▶ [Your instructions]
Scan the entries and copy each line where the word "Quality" is present.

┌─ Data shown

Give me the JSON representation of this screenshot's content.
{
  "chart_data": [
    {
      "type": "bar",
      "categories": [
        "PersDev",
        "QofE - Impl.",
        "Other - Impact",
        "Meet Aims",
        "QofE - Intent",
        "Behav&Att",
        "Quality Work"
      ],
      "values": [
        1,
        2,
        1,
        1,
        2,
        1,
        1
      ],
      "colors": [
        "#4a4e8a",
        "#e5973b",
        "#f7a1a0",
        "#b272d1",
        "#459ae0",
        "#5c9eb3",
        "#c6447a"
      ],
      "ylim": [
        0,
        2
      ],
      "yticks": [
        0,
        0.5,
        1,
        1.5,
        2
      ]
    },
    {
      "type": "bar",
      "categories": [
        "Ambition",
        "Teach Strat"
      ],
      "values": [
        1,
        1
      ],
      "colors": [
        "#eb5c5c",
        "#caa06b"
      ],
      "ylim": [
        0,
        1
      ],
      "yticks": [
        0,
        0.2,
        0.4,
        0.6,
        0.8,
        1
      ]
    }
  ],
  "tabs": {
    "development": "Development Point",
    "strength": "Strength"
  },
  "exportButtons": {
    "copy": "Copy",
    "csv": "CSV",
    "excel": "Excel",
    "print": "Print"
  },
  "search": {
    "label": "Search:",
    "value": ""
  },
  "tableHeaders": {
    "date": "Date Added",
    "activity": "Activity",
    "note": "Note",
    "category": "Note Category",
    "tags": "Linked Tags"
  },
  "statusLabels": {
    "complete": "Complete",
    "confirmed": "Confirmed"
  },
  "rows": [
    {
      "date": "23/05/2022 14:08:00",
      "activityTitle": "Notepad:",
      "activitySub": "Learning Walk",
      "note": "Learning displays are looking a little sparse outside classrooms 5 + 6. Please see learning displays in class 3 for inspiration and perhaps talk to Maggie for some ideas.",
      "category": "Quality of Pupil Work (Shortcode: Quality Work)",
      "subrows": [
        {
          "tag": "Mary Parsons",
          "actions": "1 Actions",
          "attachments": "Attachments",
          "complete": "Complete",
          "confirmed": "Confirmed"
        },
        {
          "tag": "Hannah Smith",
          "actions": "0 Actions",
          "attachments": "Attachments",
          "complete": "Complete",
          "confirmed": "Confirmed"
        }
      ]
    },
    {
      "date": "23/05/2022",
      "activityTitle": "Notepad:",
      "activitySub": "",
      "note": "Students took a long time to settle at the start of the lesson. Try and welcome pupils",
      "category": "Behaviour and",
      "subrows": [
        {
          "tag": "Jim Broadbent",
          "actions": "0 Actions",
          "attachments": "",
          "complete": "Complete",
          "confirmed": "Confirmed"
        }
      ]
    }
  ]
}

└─

▶ [The answer]
        "Quality Work"
      "category": "Quality of Pupil Work (Shortcode: Quality Work)",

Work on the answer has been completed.